Understanding the Windows File System
The Windows file system is an essential component of the Windows operating system. It is responsible for organizing and managing files and directories on your computer. Understanding how the file system works can help you navigate and manage your files more efficiently.
File System Basics
At the core of the Windows file system is the concept of a file. A file is a collection of data that is stored on a storage device, such as a hard drive or SSD. Files can contain various types of data, including text, images, videos, and more.
Files are organized into directories, also known as folders. Directories can contain both files and other directories, creating a hierarchical structure. This structure allows for easy organization and navigation of files.
Each file and directory in the Windows file system has a unique identifier called a file path. A file path specifies the location of a file or directory within the file system hierarchy. It consists of a drive letter (such as C:), followed by a series of directory names separated by backslashes (\).
File System Types
FAT32 (File Allocation Table 32) is an older file system that is compatible with most operating systems. It has limitations on file size and partition size, making it less suitable for modern storage devices.
NTFS (New Technology File System) is the default file system used by Windows. It offers improved performance, security, and support for larger file sizes and partitions. NTFS supports features such as file and folder permissions, encryption, and compression.
File System Operations
Windows provides various tools and methods to interact with the file system. Here are some common file system operations:
- Creating Files and Directories: You can create new files and directories using the File Explorer or the command prompt.
- Copying and Moving Files: Windows allows you to copy or move files and directories to different locations within the file system.
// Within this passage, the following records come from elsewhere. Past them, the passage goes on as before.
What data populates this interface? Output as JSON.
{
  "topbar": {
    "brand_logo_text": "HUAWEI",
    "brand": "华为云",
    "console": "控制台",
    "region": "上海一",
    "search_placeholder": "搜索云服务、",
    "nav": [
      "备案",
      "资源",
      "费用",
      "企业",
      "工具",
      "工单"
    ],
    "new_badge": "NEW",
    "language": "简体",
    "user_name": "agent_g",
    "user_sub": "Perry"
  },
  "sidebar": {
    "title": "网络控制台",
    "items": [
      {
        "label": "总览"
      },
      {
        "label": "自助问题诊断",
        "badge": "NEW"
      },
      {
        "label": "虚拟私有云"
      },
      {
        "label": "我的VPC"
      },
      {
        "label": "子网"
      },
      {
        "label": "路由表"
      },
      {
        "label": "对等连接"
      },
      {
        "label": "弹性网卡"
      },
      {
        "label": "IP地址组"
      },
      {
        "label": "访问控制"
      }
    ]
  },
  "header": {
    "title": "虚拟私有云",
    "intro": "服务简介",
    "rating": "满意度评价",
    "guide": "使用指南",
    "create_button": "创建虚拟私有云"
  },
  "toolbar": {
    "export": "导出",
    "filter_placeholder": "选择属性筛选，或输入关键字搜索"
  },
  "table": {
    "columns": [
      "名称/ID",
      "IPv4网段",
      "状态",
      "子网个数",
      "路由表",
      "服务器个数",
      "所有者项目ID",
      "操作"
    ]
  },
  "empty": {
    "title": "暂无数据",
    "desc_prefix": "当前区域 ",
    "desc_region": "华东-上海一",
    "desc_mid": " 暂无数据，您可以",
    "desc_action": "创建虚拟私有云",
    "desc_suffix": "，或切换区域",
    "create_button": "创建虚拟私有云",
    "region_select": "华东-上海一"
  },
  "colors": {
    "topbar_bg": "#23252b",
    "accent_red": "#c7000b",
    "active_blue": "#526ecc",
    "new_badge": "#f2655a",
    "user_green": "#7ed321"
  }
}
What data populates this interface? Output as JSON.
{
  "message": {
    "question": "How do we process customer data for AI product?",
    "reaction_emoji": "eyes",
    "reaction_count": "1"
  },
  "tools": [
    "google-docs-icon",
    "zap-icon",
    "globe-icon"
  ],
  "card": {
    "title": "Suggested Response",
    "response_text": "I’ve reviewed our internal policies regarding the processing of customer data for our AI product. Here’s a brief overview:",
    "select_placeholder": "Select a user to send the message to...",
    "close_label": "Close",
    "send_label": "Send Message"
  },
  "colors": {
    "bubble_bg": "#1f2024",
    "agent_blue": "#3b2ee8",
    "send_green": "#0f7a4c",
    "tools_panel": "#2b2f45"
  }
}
- Renaming Files and Directories: You can easily rename files and directories to give them more meaningful names.
- Deleting Files and Directories: Unwanted files and directories can be deleted to free up storage space.
File System Maintenance
Maintaining the file system is important to ensure optimal performance and prevent data loss. Here are some maintenance tasks:
- Regularly Defragmenting the Hard Drive: Defragmentation rearranges files on the hard drive to improve access speed.
- Scanning for Errors: Windows includes tools to scan and repair file system errors.
- Backing Up Important Files: Creating regular backups helps protect your files from accidental deletion or hardware failures.
Understanding the Windows file system is crucial for effective file management. By familiarizing yourself with the basics, file system types, and common operations, you can make the most out of your Windows computer.
The Windows file system is the backbone of file organization and management on your computer. By understanding its structure and functionality, you can navigate, create, copy, move, and delete files and directories with ease. Regular maintenance tasks such as defragmentation and error scanning help keep your file system healthy and optimized. Take the time to explore and learn more about the Windows file system to enhance your overall computing experience.